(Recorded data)

______

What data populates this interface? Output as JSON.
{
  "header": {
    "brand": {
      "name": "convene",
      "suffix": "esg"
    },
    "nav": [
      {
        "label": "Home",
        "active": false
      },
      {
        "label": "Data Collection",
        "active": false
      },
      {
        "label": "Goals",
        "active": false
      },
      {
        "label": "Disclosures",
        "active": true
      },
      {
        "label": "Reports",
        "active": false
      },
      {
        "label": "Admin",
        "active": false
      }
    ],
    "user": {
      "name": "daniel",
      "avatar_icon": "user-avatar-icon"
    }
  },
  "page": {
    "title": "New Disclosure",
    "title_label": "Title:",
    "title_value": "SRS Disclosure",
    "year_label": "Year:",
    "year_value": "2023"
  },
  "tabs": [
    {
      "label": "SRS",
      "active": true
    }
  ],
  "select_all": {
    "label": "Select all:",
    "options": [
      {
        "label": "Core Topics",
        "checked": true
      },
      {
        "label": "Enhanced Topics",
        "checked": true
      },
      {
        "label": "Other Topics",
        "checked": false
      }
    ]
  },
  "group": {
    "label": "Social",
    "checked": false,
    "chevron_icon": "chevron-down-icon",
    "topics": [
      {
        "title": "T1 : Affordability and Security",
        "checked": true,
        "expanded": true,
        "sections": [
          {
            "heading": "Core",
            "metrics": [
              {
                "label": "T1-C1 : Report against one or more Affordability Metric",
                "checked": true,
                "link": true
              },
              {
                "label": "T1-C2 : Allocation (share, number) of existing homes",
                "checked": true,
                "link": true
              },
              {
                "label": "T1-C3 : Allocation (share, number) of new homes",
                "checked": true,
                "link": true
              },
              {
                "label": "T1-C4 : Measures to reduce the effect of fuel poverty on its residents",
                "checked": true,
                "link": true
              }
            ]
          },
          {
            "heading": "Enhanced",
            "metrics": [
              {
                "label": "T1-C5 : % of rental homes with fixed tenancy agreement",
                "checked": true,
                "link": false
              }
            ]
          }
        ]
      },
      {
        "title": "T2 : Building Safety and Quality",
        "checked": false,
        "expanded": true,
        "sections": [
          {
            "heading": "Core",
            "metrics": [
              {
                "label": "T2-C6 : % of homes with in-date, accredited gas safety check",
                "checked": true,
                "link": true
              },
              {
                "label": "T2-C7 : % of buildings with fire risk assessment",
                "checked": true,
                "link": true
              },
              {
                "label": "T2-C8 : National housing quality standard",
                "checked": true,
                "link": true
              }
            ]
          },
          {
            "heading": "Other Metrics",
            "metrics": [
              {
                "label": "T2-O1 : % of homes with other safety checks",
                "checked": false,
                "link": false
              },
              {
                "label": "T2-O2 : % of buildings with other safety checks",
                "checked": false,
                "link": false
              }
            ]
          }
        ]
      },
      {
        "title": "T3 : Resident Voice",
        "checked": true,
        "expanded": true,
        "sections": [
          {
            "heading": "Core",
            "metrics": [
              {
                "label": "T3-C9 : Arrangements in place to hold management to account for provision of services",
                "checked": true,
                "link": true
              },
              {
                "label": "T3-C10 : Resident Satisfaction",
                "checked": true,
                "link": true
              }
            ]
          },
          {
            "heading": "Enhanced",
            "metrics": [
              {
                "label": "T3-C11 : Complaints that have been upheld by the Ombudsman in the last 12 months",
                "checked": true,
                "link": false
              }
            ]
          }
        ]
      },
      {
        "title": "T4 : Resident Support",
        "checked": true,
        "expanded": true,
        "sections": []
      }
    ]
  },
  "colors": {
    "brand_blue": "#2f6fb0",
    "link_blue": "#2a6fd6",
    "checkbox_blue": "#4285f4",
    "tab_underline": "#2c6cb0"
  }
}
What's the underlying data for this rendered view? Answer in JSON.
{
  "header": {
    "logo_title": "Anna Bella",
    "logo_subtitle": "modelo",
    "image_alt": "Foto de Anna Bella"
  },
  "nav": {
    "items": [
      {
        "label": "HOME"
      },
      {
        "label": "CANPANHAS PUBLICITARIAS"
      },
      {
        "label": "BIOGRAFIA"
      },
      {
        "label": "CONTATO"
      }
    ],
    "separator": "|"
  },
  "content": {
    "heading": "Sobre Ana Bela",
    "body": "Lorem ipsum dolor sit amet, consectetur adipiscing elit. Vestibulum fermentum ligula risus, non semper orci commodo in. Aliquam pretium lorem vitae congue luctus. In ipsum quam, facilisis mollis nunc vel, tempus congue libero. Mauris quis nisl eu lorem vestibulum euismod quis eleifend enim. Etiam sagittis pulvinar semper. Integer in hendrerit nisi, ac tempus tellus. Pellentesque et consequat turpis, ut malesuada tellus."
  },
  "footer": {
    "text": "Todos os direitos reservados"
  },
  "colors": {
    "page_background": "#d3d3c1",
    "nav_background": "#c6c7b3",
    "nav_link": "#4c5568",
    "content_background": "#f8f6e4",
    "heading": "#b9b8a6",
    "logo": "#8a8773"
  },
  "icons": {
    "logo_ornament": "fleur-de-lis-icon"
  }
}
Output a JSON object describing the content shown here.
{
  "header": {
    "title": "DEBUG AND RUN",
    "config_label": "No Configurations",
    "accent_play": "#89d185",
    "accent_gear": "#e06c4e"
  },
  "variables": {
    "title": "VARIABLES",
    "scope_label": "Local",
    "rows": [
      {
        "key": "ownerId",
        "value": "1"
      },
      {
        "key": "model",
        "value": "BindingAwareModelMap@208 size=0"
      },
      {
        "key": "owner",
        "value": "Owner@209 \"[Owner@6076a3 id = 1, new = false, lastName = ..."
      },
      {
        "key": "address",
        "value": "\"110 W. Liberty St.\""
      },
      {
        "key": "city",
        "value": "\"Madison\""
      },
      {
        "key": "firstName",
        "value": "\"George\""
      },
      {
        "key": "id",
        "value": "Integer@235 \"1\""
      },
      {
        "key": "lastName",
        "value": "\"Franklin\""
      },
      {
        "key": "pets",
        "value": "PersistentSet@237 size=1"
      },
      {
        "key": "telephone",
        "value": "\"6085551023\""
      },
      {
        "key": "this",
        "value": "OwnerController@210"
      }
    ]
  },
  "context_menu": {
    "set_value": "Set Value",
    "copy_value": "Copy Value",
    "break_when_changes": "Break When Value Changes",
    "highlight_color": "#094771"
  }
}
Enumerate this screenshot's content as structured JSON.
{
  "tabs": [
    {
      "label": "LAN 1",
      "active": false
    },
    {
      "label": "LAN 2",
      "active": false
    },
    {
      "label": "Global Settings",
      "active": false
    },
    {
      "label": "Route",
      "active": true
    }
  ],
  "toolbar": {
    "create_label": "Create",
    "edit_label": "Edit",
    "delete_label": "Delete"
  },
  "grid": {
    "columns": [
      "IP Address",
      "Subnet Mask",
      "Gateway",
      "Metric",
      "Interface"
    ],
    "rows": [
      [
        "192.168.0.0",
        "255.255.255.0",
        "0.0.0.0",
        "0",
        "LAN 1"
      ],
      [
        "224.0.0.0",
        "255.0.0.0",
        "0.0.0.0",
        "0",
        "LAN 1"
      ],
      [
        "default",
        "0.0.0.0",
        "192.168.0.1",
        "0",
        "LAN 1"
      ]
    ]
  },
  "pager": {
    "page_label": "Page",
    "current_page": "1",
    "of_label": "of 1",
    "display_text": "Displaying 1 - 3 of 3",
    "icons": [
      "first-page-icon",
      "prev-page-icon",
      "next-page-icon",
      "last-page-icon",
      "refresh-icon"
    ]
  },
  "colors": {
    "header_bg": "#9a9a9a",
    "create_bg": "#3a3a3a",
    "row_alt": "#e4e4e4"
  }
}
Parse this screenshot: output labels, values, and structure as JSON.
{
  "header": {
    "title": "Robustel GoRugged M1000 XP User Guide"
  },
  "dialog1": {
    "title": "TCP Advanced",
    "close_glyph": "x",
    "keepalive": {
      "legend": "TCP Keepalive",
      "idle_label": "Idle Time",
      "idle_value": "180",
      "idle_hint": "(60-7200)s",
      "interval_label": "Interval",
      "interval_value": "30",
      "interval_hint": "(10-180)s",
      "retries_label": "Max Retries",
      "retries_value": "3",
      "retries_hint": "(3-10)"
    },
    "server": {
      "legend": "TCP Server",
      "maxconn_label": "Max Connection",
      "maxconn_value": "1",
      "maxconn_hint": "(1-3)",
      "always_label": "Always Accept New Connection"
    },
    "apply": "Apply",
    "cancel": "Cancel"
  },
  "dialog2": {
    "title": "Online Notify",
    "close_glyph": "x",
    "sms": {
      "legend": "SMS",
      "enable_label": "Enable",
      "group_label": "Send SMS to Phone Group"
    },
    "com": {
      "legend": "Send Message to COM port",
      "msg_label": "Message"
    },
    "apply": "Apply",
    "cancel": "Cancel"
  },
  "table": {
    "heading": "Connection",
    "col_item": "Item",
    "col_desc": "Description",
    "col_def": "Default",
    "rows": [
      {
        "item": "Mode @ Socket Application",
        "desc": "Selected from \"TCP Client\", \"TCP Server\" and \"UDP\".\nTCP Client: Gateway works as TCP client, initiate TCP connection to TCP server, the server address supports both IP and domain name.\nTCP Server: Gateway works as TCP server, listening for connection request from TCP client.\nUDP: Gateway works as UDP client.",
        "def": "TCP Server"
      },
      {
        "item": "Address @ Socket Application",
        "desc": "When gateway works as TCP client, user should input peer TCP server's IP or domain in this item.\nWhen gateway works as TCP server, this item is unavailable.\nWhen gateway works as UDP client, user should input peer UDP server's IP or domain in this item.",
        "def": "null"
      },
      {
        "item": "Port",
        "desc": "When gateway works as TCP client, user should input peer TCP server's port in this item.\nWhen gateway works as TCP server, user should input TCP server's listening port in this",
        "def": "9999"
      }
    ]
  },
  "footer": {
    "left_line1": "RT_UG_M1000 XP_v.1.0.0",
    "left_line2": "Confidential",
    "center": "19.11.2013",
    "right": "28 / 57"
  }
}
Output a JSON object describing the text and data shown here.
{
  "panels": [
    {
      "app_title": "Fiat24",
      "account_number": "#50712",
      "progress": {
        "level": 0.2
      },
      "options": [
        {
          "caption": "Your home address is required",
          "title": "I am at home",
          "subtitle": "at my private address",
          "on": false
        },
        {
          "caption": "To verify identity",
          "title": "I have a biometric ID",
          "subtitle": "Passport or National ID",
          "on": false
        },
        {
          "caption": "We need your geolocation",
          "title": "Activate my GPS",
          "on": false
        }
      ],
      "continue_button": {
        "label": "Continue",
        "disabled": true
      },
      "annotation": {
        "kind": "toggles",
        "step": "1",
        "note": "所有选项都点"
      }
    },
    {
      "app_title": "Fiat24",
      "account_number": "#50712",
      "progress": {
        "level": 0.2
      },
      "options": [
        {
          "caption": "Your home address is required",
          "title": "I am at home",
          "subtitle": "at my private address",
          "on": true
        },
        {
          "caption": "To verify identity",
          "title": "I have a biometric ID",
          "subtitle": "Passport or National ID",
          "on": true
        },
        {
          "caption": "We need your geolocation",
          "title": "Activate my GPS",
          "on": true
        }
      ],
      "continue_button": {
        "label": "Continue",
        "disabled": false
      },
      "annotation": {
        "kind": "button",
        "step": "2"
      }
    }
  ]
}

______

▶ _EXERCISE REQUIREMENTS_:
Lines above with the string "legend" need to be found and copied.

▶ _SOLUTION FOR THIS EXERCISE_:
      "legend": "TCP Keepalive",
      "legend": "TCP Server",
      "legend": "SMS",
      "legend": "Send Message to COM port",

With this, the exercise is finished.